WikiLeaks founder Julian Assange met with a US Republican congressman for three hours on Wednesday (16 August) and reportedly promised additional specific information regarding the Democratic National Committee (DNC) leaks last year. Representative Dana Rohrabacher of California met with Assange during a gathering at the Ecuadorian embassy in London - the first time a US lawmaker has met with the founder of the notorious whistleblowing site.
"Our three-hour meeting covered a wide array of issues, including the WikiLeaks exposure of the DNC emails during last year's presidential election," Rohrabacher told The Hill. "Julian emphatically stated that the Russians were not involved in the hacking or disclosure of those emails."
Assange's lawyer Jennifer Robinson and a businessman named Charles Johnson were also present at the meeting.
Rohrabacher reportedly noted that he had "specific information" to convey directly to President Donald Trump.
"Julian also indicated that he is open to further discussions regarding specific information about the DNC email incident that is currently unknown to the public," Rohrabacher said. "We left with the understanding that we would be going into further details in the near future.

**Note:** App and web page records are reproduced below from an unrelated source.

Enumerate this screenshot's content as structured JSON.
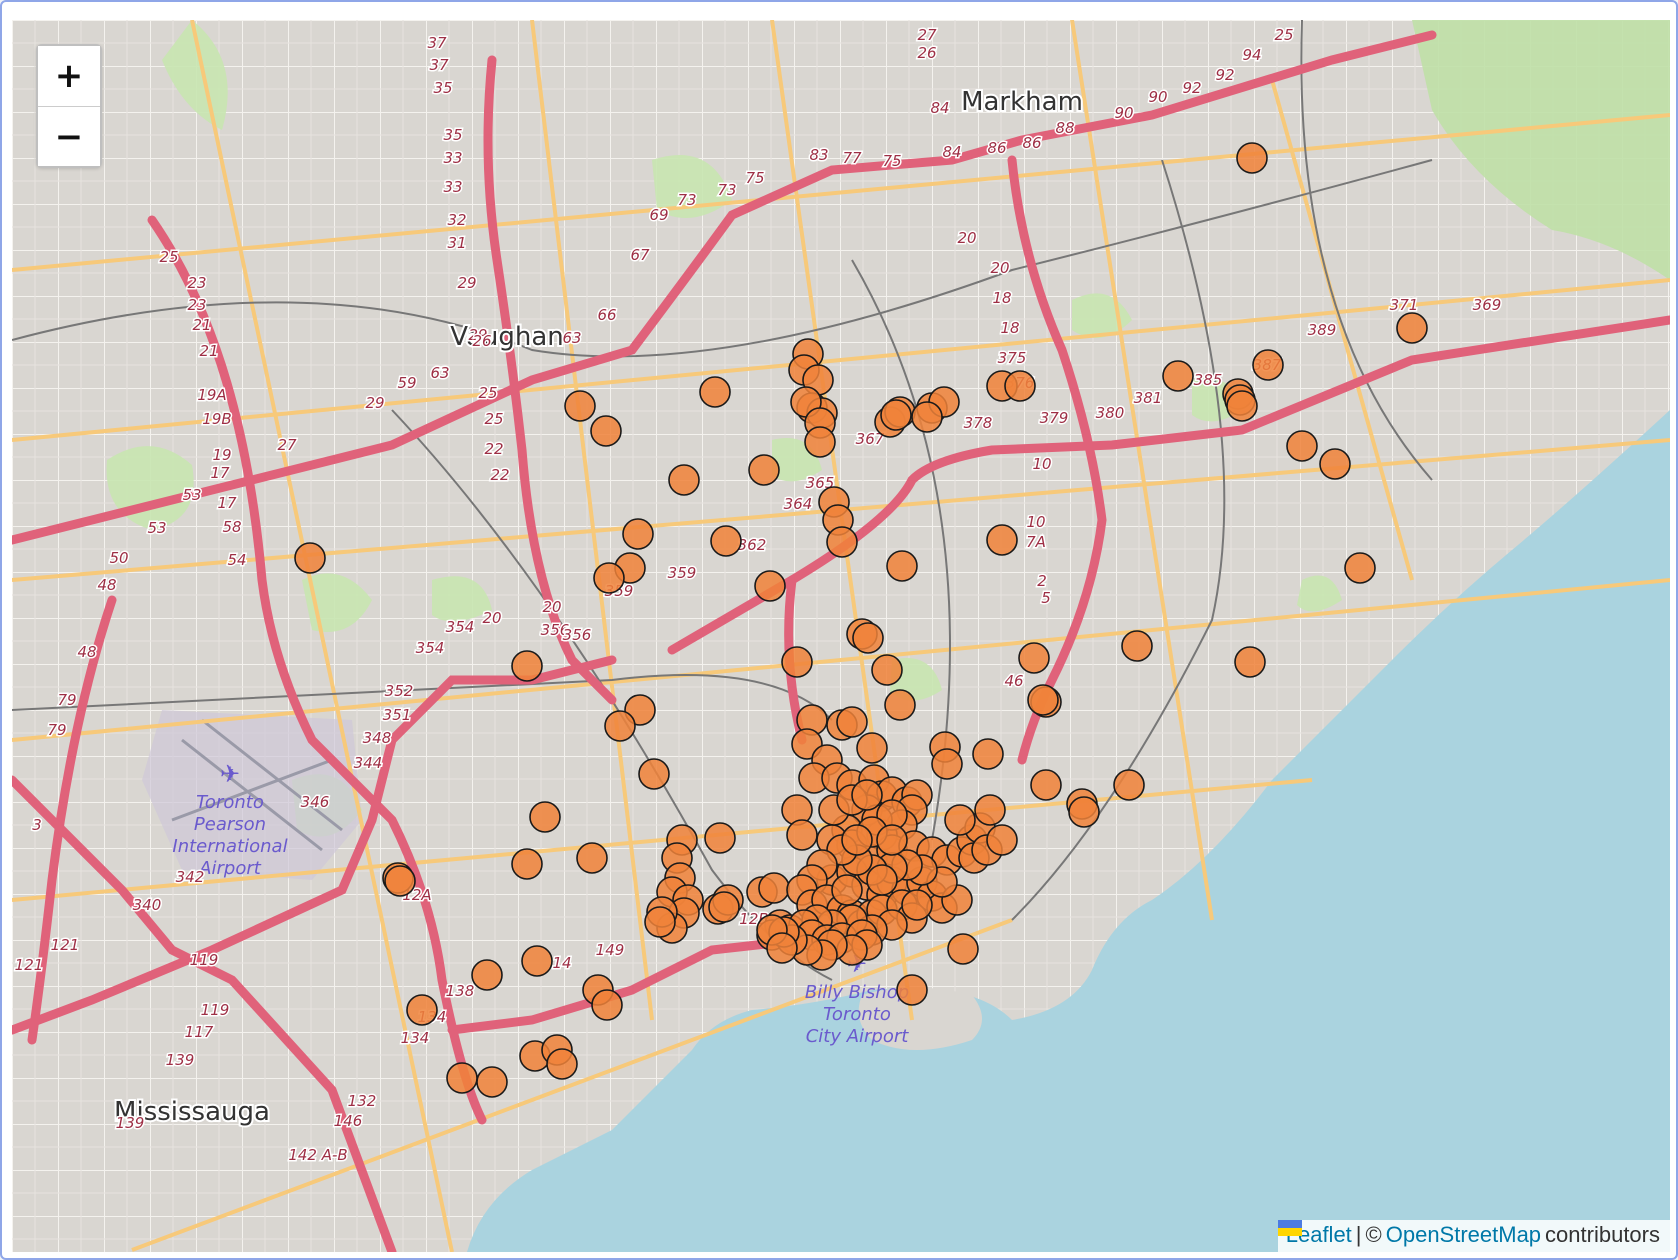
{
  "zoom": {
    "in_label": "+",
    "out_label": "−"
  },
  "attribution": {
    "leaflet": "Leaflet",
    "sep": "|",
    "copy": "©",
    "osm": "OpenStreetMap",
    "suffix": "contributors"
  },
  "places": {
    "markham": "Markham",
    "vaughan": "Vaughan",
    "mississauga": "Mississauga",
    "pearson": [
      "Toronto",
      "Pearson",
      "International",
      "Airport"
    ],
    "billy_bishop": [
      "Billy Bishop",
      "Toronto",
      "City Airport"
    ]
  },
  "exit_labels": [
    "37",
    "37",
    "35",
    "35",
    "33",
    "33",
    "32",
    "31",
    "29",
    "29",
    "27",
    "26",
    "84",
    "84",
    "86",
    "86",
    "88",
    "90",
    "90",
    "92",
    "92",
    "94",
    "25",
    "25",
    "23",
    "23",
    "21",
    "21",
    "19A",
    "19B",
    "19",
    "17",
    "17",
    "58",
    "54",
    "53",
    "53",
    "50",
    "48",
    "48",
    "79",
    "79",
    "83",
    "77",
    "75",
    "75",
    "73",
    "73",
    "69",
    "67",
    "66",
    "63",
    "63",
    "59",
    "29",
    "27",
    "26",
    "25",
    "25",
    "22",
    "22",
    "20",
    "20",
    "18",
    "18",
    "375",
    "376",
    "378",
    "379",
    "380",
    "381",
    "385",
    "387",
    "389",
    "371",
    "369",
    "367",
    "365",
    "364",
    "362",
    "359",
    "359",
    "20",
    "20",
    "356",
    "356",
    "354",
    "354",
    "352",
    "351",
    "348",
    "344",
    "346",
    "342",
    "340",
    "121",
    "121",
    "119",
    "119",
    "117",
    "139",
    "139",
    "138",
    "134",
    "134",
    "132",
    "146",
    "142 A-B",
    "149",
    "14",
    "12B",
    "12A",
    "10",
    "10",
    "7A",
    "2",
    "5",
    "46",
    "3"
  ],
  "marker_style": {
    "fill": "#f0823a",
    "stroke": "#1a1a1a"
  },
  "colors": {
    "water": "#aad3df",
    "land": "#d9d6d1",
    "highway": "#e8899b",
    "arterial": "#f7c97a",
    "park": "#c8e6b0"
  }
}
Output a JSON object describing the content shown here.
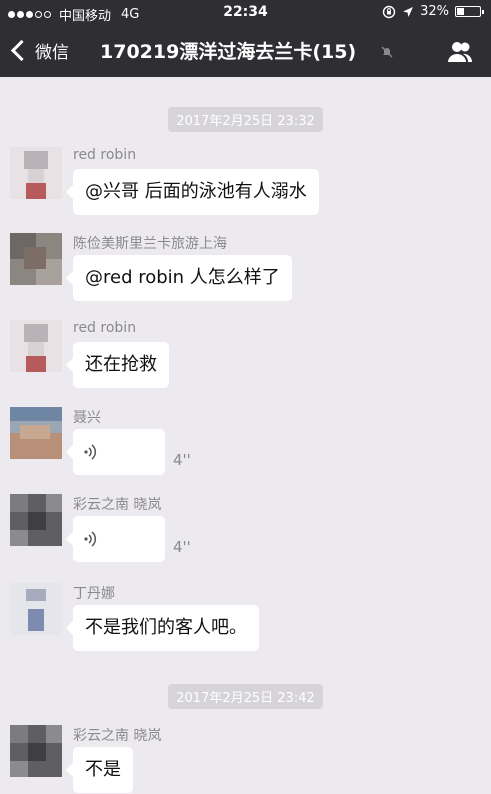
{
  "status": {
    "carrier": "中国移动",
    "network": "4G",
    "time": "22:34",
    "battery_text": "32%",
    "battery_level": 0.32
  },
  "nav": {
    "back_label": "微信",
    "title": "170219漂洋过海去兰卡(15)"
  },
  "timestamps": [
    "2017年2月25日 23:32",
    "2017年2月25日 23:42"
  ],
  "messages": [
    {
      "sender": "red robin",
      "text": "@兴哥 后面的泳池有人溺水",
      "type": "text"
    },
    {
      "sender": "陈俭美斯里兰卡旅游上海",
      "text": "@red robin 人怎么样了",
      "type": "text"
    },
    {
      "sender": "red robin",
      "text": "还在抢救",
      "type": "text"
    },
    {
      "sender": "聂兴",
      "duration": "4''",
      "type": "voice"
    },
    {
      "sender": "彩云之南 晓岚",
      "duration": "4''",
      "type": "voice"
    },
    {
      "sender": "丁丹娜",
      "text": "不是我们的客人吧。",
      "type": "text"
    },
    {
      "sender": "彩云之南 晓岚",
      "text": "不是",
      "type": "text"
    }
  ],
  "colors": {
    "bar": "#2e2e33",
    "background": "#eceaef",
    "bubble": "#ffffff"
  }
}
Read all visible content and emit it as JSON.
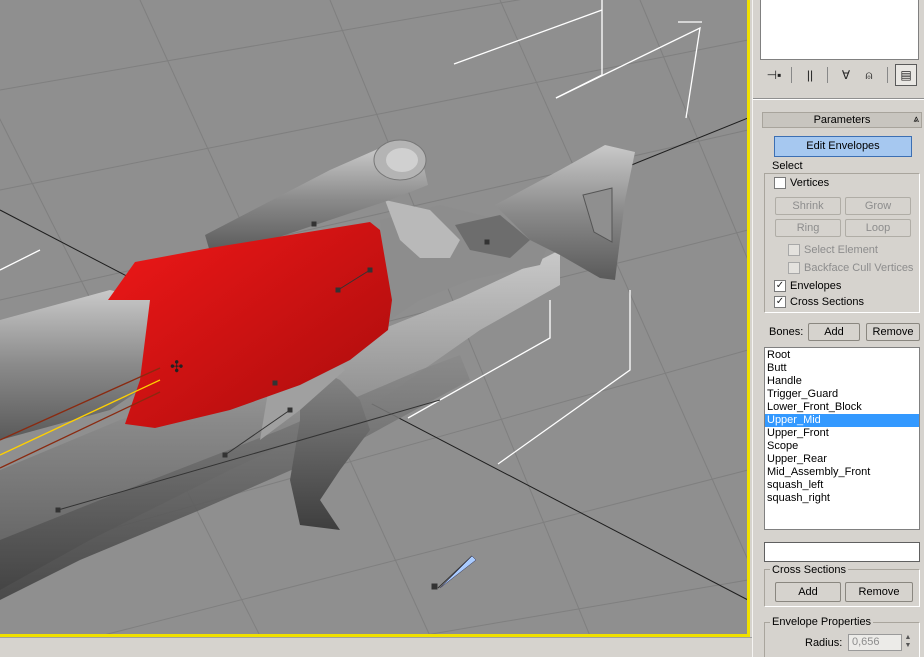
{
  "panel": {
    "rollout_title": "Parameters",
    "edit_envelopes": "Edit Envelopes",
    "select": {
      "title": "Select",
      "vertices": {
        "label": "Vertices",
        "checked": false
      },
      "shrink": "Shrink",
      "grow": "Grow",
      "ring": "Ring",
      "loop": "Loop",
      "select_element": {
        "label": "Select Element",
        "checked": false
      },
      "backface_cull": {
        "label": "Backface Cull Vertices",
        "checked": false
      },
      "envelopes": {
        "label": "Envelopes",
        "checked": true
      },
      "cross_sections": {
        "label": "Cross Sections",
        "checked": true
      }
    },
    "bones": {
      "label": "Bones:",
      "add": "Add",
      "remove": "Remove",
      "items": [
        "Root",
        "Butt",
        "Handle",
        "Trigger_Guard",
        "Lower_Front_Block",
        "Upper_Mid",
        "Upper_Front",
        "Scope",
        "Upper_Rear",
        "Mid_Assembly_Front",
        "squash_left",
        "squash_right"
      ],
      "selected": "Upper_Mid"
    },
    "cross_sections_group": {
      "title": "Cross Sections",
      "add": "Add",
      "remove": "Remove",
      "input_value": ""
    },
    "envelope_properties": {
      "title": "Envelope Properties",
      "radius_label": "Radius:",
      "radius_value": "0,656"
    },
    "toolbar_icons": [
      "pin-stack-icon",
      "show-end-result-icon",
      "make-unique-icon",
      "remove-modifier-icon",
      "configure-modifier-sets-icon"
    ]
  },
  "colors": {
    "viewport_bg": "#8f8f8f",
    "selected_envelope": "#cc1010",
    "active_border": "#f0e000",
    "selection_highlight": "#3399ff",
    "button_active": "#a6c8f0"
  }
}
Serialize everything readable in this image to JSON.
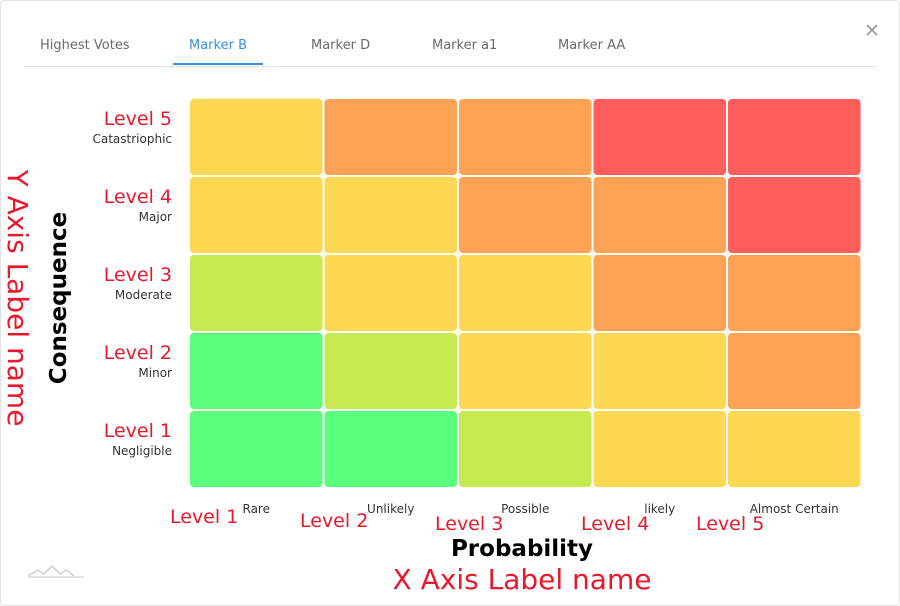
{
  "tabs": [
    {
      "label": "Highest Votes",
      "active": false
    },
    {
      "label": "Marker B",
      "active": true
    },
    {
      "label": "Marker D",
      "active": false
    },
    {
      "label": "Marker a1",
      "active": false
    },
    {
      "label": "Marker AA",
      "active": false
    }
  ],
  "close_icon": "close-icon",
  "logo_icon": "mountain-logo-icon",
  "chart_data": {
    "type": "heatmap",
    "xlabel": "Probability",
    "ylabel": "Consequence",
    "x_categories": [
      {
        "name": "Rare",
        "level": "Level 1"
      },
      {
        "name": "Unlikely",
        "level": "Level 2"
      },
      {
        "name": "Possible",
        "level": "Level 3"
      },
      {
        "name": "likely",
        "level": "Level 4"
      },
      {
        "name": "Almost Certain",
        "level": "Level 5"
      }
    ],
    "y_categories": [
      {
        "name": "Negligible",
        "level": "Level 1"
      },
      {
        "name": "Minor",
        "level": "Level 2"
      },
      {
        "name": "Moderate",
        "level": "Level 3"
      },
      {
        "name": "Major",
        "level": "Level 4"
      },
      {
        "name": "Catastriophic",
        "level": "Level 5"
      }
    ],
    "rows_top_to_bottom": [
      [
        "#fed852",
        "#fea356",
        "#fea356",
        "#ff5e5a",
        "#ff5e5a"
      ],
      [
        "#fed852",
        "#fed852",
        "#fea356",
        "#fea356",
        "#ff5e5a"
      ],
      [
        "#c6ea50",
        "#fed852",
        "#fed852",
        "#fea356",
        "#fea356"
      ],
      [
        "#5bfe7c",
        "#c6ea50",
        "#fed852",
        "#fed852",
        "#fea356"
      ],
      [
        "#5bfe7c",
        "#5bfe7c",
        "#c6ea50",
        "#fed852",
        "#fed852"
      ]
    ],
    "annotations": {
      "x_axis_note": "X Axis Label name",
      "y_axis_note": "Y Axis Label name"
    },
    "grid": false,
    "legend": "none"
  },
  "colors": {
    "accent": "#3a8fd6",
    "annotation_red": "#e8192c"
  }
}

The rest of the message is for the president directly and I hope to convey it to him as more details come in."
Rohrabacher said that he would also convey a request from Assange to give the WikiLeaks organisation a media seat inside the White House press room, adding that he "can't see a reason" why they shouldn't be given news status for official press events.
"Julian passionately argued the case that WikiLeaks was vital to informing the public about controversial though necessary issues," the congressman said. "He hoped that Wikileaks — an award winning journalistic operation — might be granted a seat in the White House press corps. As a former newsman myself I can't see a reason why they shouldn't be granted news status for official press conferences."
During the US presidential election campaign last year, WikiLeaks published a series of damaging and embarrassing emails from the DNC, Democratic candidate Hillary Clinton's campaign manager John Podesta and other top Democrats.
In January, US intelligence agencies concluded that Russian President Vladimir Putin ordered a complex, multifaceted "influence campaign" designed to denigrate Clinton, undermine American democracy and help sway the election in Trump's favour.
The 25-page report assessed with "high confidence" that the Kremlin directed the hacks on the DNC, Podesta and other top Democrats before passing on the stolen material over to WikiLeaks to publish online. It noted that Russian likely chose WikiLeaks due to its "self-proclaimed reputation for authenticity." A federal investigation into Russian meddling in the 2016 election and alleged collusion between Trump's team and Moscow is currently underway.
The Kremlin has dismissed the allegations as baseless while Assange has previously denied that the stolen documents and emails came from Moscow or any "state party."
Assange has been holed up in the Ecuadorian embassy since 2012 to avoid extradition to the US where he could face charges of espionage over the publication of a slew of classified documents given to WikiLeaks by Chelsea Manning. Over the past few months, WikiLeaks has also released a trove of confidential CIA documents exposing the spy agency's wide-ranging hacking and cyberspying tools and capabilities as part of its "Vault 7" series of leaks.
Many Democratic and Republican lawmakers have previously blasted Assange as an enemy of the US and a threat to national security.
House Speaker Paul Ryan has previously slammed Assange as a "sycophant for Russia."
"Mr. Assange is a fugitive from the law, hiding in an embassy, who has a history of undermining American interests," Senator Lindsey Graham said earlier this year. "I hope no American will be duped by him. You shouldn't give him any credibility."